Role Types

Beijing opera has four major role types: sheng (male role), dan (female role), jing (painted face), and chou (clown) (Yi 2005: 8). Sheng roles are men with subdivisions such as xiaosheng (young man), laosheng (old man), and wusheng (military male) (28). Dan roles are female; some of the subdivisions are qingyi (young/middle age demure woman), laodan (old woman), wudan (female warrior), and huadan (vivacious young woman) (56). Jing is a male role with the actor's face covered with face paint which shows his personality (76,80). Jing actors also play supernatural beings (80). Two major roles are zhengjing (major jing), fujing (secondary jing), and wujing (military jing) (76). Chou are mostly male with civil (wenchou) and martial (wuchou) subdivisions (92) (see also Wichmann 1991:7 in Performance section).

Due to the prevalence of English writing on the chou role I have divided the web page into two sections: role types in general and chou.

1.Role Types in General

  1. To see a video of a laosheng performance by Zhu Lianzhai click on the following link:
  2. To see a video of a performance by qingyi performer Wang Rongrong and laosheng performer Zhang Jianguo click on the following link:
  3. To see a video of a jing performance by Li Changchun click on the following link:
  4. To see a video of a chou performance (performers unknown) click on the following link:


  • Yi, Bian. 2005. Peking opera: the cream of Chinese culture. Beijing: Foreign Languages Press. (also in Performers)

    This book introduces Beijing opera role types, performing school styles, and costumes and stories associated with each role. The book is divided into introductory, and role types (sheng, dan, jing, and chou) with its own categories. An index also includes a detailed description of Beijing opera schools and representative plays.

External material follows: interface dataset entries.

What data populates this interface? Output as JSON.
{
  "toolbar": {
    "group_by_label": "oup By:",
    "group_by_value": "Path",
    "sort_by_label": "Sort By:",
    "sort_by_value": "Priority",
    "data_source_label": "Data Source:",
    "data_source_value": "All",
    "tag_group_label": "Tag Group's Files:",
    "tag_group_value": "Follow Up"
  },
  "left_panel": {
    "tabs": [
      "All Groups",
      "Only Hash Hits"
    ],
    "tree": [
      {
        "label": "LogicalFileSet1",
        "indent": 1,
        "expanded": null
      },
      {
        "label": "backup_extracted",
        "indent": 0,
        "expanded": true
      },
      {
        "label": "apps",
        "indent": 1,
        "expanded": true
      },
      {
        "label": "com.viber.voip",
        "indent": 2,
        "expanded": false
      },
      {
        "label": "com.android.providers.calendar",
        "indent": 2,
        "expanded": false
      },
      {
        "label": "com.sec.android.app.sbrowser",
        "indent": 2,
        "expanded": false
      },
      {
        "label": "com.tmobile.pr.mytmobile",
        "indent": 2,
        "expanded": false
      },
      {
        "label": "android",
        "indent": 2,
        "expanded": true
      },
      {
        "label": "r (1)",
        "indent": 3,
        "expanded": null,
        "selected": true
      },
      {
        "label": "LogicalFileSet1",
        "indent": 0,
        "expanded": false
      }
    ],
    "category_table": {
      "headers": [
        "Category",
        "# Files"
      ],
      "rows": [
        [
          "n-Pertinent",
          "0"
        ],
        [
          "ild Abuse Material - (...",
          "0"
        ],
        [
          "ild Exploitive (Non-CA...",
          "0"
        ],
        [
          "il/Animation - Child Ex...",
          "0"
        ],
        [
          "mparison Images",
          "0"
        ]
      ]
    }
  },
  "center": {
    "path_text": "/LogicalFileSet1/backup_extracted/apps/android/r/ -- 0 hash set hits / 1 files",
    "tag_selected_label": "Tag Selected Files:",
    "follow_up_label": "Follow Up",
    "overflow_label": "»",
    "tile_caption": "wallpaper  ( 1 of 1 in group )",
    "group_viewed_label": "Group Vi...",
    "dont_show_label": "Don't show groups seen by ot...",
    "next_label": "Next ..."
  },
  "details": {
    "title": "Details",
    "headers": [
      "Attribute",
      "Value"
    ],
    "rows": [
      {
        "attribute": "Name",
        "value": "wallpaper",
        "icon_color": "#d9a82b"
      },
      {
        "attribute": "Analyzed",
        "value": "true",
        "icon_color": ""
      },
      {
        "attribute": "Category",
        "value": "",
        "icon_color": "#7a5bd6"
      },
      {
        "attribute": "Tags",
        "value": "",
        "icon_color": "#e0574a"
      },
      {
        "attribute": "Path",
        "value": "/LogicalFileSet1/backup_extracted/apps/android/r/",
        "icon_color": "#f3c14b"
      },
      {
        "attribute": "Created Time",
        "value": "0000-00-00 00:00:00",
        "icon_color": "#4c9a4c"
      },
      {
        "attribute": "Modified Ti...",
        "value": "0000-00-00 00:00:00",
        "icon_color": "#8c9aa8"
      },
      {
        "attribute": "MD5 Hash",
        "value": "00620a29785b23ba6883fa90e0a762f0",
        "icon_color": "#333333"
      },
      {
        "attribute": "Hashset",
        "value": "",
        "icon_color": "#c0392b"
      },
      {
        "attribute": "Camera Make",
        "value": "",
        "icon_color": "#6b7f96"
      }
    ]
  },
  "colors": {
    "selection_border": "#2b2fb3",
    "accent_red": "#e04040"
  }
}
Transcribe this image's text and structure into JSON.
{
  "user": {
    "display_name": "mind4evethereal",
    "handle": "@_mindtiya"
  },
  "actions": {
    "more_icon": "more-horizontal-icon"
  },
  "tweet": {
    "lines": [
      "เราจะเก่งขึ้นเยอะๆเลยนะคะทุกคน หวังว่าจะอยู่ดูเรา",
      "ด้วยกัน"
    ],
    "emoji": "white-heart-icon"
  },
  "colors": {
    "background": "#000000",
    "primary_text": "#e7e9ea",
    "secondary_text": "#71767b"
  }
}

    "The sheng is the male protagonist, the dan the female protagonist, the jing a male supporting figure with distinct characteristics, and chou a comic or negative figure or foil for the protagonist" (8).

Internet Resources:

  • Administrator. 2010. Beijing Opera (Peking Opera). Oct. 8.

    All four roles are described in detail including sub roles and their personalities, ranks, and skills on this web page.

  • Sherman. 2010. Four Roles of Peking Opera: Sheng, Dan.Jing, and Chou [spacing as appeared on the web page]. Jan. 19. Oct. 8. (also in Performers)

    The four role types and some famous actors associated with certain role types are described on this webpage. Of particular interest is the short paragraph on how roles are assigned to entering students in Beijing opera schools.


Video of a wuchou (warrior clown) performance (performer unknown)

Dazhongren. 2009. Yinyue_Chou Jingju Pianduan. (Music_Clown Beijing Opera Segment). Mar. 1. 15 Oct. 2010


  • Thrope, Ashley. 2007. The Role of the Chou ("Clown") in Traditional Chinese Drama: comedy, criticism, and cosmology on the Chinese stage. Lewiston, NY: Edwin Mellen Press.

    This book examines the chou role from two different viewpoints: one of history and textual analysis and the other of performance. Within these areas a wide range of topics are discussed. Some of these include the history of the chou, Beijing opera chou training, the chou's relationship with Beijing opera music, and finally, chou ritualism in Chinese theatre.

    "In Jingju [Beijing opera], the wenchou consists of seven different kinds of chou role and each sub-type requires a precise spoken and physical vocabulary in order to demonstrate characterisation clearly" (177).

  • Scott, A.C. 1975. Traditional Chinese Plays. Vol. 3. Madison: University of Wisconsin Press.

    Scott writes about the basic characteristics and stage manner of the chou role type. The two English language play scripts star the chou actor as well as provide a means for outsiders to study and perform Beijing opera scripts.

    "He [the clown] by the very nature of his role is customarily confined to a supporting function, but this in itself lends added piquancy to those moments when he takes over the whole stage, as he frequently does in these two pieces, keeping the pace going with an elan that eludes capture by any written description"(vii).

    This book uses the Wade-Giles romanization instead of the pinyin. If you want to convert Wade-Giles to pinyin click on the Wade-Giles convertor link below.

    Library of Congress Pinyin Conversion Project. 1999. New Chinese Romanization Guidelines. Library of Congress. May 28. 28 Sept. 2010.

  • Zhang, Jinliang and Hansheng Zhang. 1996. Facial Makeup in Traditional Chinese Operas: A Hundred Chou roles. Shandong, China: Shandong Pictorial Publishing House. (also in Costumes)

    This book provides an overview of chou facial makeup in traditional Chinese operas as well as pictures and descriptions of 115 chou characters and their makeup. It also describes how different types of characters are depicted in traditional opera.

    "Such being the case, facial patterns for chou have strict distinction between each other, and change with plots and characters instead of at random" (9).

Bernhard, Hans. 1981. Peking_opera_04. Wikimedia Commons. 4 Oct 2010.